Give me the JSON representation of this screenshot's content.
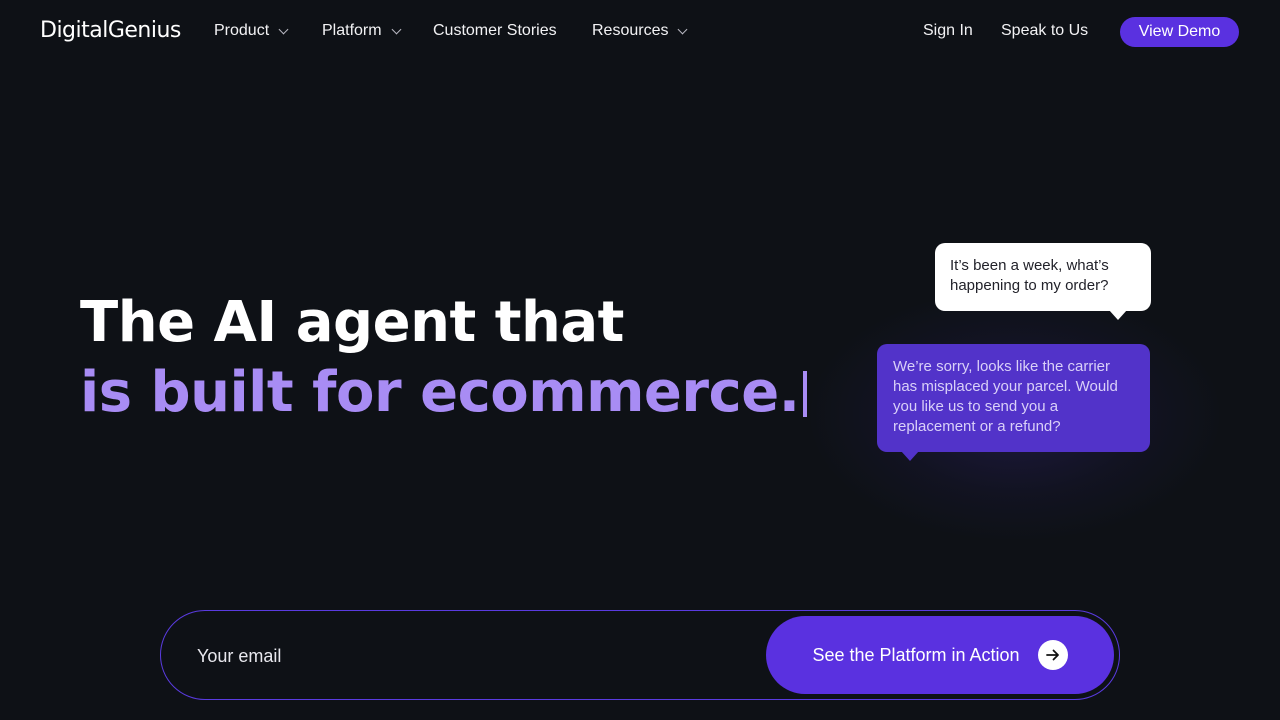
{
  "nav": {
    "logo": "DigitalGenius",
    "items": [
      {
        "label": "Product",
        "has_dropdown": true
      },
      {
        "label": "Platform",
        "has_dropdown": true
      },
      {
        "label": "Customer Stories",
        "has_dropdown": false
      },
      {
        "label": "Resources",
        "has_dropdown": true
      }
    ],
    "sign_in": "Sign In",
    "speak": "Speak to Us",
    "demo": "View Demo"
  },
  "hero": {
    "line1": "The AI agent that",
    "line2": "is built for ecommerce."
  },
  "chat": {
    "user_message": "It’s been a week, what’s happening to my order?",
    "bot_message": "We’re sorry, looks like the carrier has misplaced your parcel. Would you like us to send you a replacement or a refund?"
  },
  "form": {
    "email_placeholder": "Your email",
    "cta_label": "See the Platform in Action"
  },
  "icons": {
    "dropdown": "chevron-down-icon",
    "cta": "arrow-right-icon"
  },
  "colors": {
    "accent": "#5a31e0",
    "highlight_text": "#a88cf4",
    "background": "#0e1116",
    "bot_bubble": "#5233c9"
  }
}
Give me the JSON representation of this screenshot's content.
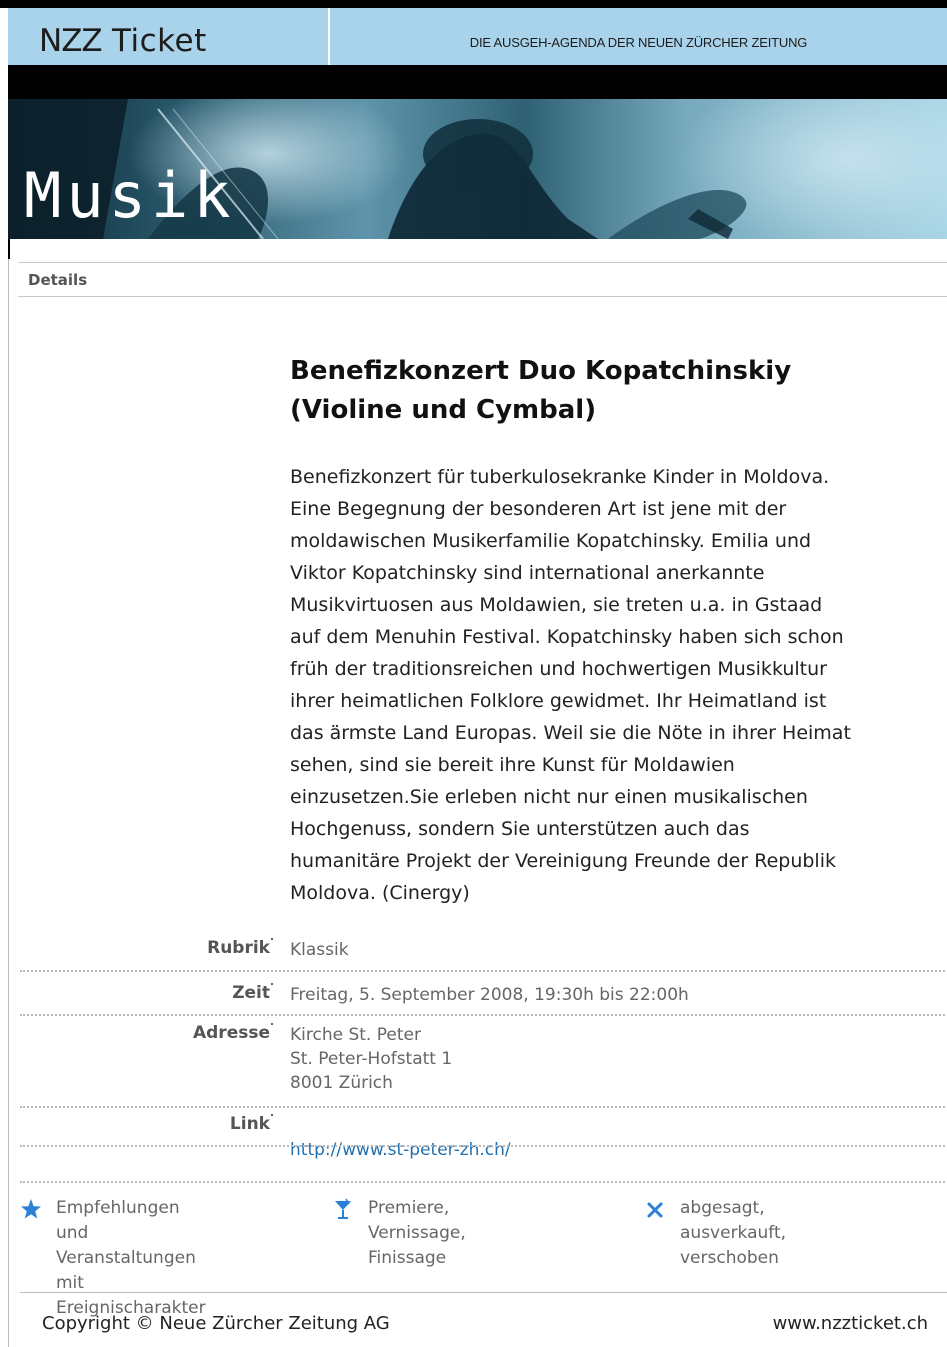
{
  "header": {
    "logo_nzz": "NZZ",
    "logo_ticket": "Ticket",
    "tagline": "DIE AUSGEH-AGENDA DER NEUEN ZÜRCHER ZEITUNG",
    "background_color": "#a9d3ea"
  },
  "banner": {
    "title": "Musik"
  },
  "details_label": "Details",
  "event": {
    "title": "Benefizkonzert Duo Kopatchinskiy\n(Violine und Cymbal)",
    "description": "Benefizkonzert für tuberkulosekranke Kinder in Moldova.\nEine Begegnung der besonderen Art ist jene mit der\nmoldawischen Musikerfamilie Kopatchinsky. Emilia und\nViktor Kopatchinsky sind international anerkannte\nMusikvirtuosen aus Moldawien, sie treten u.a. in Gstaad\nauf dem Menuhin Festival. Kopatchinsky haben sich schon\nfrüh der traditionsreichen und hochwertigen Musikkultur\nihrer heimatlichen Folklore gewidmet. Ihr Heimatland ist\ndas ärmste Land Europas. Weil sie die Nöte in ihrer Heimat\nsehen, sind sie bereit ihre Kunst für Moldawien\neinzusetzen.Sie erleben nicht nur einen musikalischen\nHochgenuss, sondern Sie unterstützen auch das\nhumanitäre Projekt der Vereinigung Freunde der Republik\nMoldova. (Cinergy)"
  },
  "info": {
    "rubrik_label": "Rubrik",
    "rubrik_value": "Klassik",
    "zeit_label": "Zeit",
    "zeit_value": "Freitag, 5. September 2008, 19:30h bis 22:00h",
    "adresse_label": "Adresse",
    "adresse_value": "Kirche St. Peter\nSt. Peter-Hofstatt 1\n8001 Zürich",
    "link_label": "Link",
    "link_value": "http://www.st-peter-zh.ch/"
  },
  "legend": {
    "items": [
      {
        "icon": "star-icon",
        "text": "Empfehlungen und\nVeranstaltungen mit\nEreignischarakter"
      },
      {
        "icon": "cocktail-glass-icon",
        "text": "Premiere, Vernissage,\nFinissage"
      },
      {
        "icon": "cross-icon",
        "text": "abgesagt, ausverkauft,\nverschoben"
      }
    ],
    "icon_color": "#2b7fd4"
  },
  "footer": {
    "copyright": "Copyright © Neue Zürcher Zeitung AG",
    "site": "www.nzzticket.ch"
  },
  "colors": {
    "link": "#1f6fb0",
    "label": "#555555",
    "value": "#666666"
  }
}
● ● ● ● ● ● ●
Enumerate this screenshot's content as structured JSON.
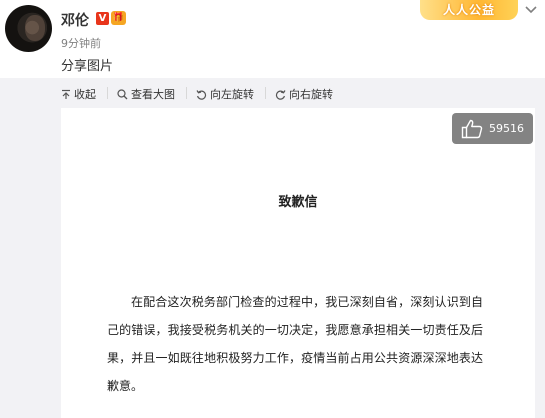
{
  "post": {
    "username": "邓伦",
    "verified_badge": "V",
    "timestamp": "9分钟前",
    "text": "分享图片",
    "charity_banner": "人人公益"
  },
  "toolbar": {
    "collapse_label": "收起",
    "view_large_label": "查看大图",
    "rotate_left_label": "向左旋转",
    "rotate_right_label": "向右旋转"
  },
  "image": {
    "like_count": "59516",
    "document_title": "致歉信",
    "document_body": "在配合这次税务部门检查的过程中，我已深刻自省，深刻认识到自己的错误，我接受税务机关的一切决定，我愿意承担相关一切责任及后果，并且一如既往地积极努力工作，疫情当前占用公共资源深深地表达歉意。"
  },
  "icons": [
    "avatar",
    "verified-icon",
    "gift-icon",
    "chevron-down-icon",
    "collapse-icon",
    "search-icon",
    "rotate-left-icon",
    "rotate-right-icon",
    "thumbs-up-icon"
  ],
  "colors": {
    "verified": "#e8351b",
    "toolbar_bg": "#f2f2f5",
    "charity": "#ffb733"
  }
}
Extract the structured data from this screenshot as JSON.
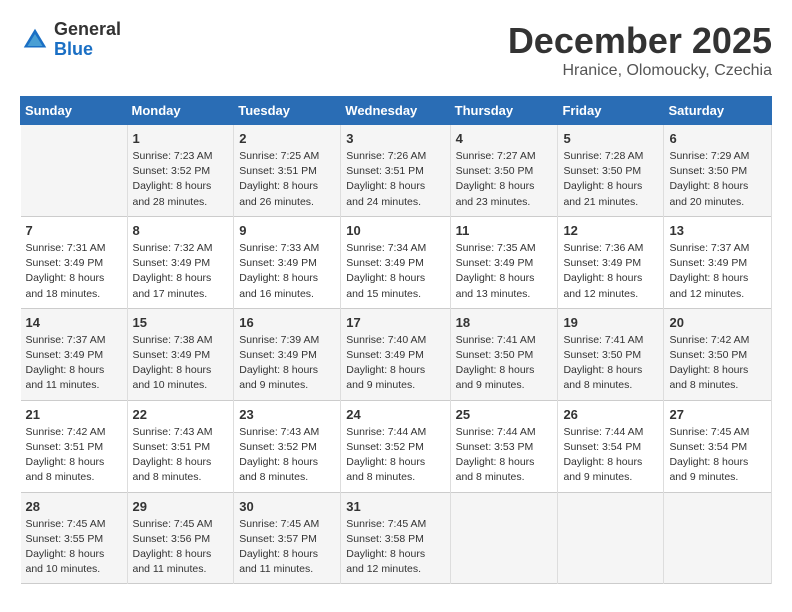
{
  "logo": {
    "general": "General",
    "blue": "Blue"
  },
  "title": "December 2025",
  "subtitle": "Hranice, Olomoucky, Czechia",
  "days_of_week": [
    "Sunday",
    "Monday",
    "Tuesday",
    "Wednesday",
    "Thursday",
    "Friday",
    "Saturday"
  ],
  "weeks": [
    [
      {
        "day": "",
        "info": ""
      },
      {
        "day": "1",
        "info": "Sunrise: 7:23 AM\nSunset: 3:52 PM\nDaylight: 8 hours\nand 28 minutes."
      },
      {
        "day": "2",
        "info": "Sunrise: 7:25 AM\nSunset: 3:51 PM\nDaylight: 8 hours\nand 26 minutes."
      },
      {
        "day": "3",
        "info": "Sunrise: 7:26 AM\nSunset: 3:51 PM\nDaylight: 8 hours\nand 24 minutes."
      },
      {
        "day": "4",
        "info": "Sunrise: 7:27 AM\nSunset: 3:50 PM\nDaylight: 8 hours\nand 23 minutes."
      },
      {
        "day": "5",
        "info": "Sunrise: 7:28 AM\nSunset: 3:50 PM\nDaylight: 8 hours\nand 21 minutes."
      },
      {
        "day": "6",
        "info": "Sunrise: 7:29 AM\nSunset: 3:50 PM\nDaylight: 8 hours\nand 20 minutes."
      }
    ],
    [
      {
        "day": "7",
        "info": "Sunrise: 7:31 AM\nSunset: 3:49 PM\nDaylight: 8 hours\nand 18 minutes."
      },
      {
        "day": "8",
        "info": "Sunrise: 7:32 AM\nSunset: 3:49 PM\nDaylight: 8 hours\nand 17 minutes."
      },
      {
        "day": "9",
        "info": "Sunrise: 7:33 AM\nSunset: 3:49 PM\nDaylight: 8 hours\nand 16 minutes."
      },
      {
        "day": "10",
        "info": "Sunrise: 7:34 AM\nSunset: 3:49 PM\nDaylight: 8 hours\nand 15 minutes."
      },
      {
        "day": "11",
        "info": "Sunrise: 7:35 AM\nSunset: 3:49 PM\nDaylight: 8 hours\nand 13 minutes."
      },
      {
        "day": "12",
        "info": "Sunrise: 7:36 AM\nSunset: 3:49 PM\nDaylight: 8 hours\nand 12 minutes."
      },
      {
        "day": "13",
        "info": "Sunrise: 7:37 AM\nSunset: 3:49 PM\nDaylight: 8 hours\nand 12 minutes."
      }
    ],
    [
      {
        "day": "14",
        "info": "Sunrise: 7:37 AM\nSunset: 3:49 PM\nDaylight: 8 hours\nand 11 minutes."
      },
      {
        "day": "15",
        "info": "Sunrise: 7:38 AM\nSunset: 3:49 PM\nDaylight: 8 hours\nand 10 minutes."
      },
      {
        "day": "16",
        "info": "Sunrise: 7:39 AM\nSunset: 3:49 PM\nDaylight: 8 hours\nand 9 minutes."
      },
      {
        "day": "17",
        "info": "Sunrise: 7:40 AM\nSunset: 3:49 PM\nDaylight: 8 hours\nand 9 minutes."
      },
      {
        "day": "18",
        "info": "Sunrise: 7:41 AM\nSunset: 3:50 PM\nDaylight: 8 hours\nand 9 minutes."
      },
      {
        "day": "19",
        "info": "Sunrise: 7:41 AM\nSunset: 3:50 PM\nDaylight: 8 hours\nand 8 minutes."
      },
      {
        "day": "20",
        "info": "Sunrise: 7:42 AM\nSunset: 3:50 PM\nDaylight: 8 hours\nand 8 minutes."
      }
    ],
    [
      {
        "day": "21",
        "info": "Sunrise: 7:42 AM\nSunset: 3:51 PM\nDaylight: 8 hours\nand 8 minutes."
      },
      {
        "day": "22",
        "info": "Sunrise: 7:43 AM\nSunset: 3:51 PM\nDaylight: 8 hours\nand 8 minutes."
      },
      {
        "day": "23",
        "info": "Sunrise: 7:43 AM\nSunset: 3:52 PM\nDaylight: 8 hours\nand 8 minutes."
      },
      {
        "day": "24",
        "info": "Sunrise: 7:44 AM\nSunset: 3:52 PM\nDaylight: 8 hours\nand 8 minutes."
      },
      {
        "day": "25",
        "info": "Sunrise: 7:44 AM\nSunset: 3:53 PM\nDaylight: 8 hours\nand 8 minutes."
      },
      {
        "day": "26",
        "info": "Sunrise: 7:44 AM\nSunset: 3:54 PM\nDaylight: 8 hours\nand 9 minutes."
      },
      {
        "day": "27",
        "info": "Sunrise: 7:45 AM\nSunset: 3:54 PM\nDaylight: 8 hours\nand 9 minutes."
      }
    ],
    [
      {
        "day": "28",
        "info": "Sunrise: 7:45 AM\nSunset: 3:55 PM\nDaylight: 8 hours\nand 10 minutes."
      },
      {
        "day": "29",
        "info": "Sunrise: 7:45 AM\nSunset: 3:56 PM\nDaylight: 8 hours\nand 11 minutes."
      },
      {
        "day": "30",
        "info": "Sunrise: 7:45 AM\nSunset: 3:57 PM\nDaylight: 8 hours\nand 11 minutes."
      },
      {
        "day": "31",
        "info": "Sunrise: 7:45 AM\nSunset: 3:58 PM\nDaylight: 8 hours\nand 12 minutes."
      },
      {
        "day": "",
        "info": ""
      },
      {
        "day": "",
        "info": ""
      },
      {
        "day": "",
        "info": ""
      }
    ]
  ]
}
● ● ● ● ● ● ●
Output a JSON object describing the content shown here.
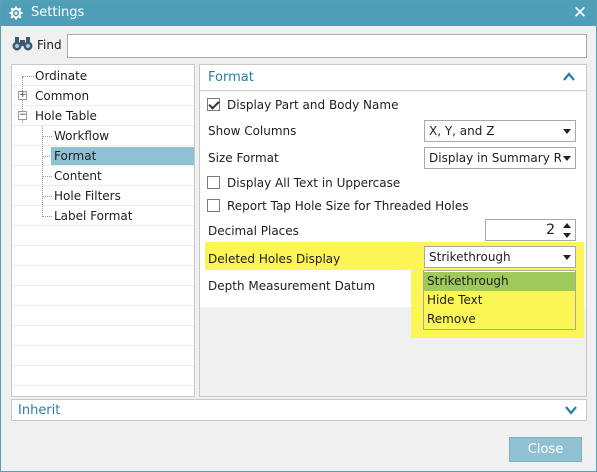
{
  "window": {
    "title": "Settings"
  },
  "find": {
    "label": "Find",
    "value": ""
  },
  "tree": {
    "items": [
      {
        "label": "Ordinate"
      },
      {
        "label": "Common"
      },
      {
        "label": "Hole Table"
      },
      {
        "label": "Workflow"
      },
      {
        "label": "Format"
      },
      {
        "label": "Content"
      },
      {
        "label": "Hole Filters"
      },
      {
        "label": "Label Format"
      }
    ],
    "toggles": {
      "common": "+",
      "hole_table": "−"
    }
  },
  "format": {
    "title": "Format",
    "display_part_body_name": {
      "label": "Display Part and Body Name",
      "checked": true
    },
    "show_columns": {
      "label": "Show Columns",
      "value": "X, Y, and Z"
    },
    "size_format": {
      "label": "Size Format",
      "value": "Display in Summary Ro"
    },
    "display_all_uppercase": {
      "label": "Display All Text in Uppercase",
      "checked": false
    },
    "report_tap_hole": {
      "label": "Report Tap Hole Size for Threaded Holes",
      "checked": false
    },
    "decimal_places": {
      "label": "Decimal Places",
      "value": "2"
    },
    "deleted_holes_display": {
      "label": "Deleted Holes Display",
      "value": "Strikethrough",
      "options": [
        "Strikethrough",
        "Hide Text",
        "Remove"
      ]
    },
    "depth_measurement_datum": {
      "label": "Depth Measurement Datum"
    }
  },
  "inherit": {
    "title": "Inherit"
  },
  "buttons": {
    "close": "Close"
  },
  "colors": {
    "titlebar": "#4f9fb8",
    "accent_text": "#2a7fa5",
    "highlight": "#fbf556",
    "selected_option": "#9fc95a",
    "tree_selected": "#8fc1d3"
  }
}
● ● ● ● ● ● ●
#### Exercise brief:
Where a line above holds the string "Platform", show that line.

#### Answer for the task:
        "label": "Platform",
    "cta_label": "See the Platform in Action"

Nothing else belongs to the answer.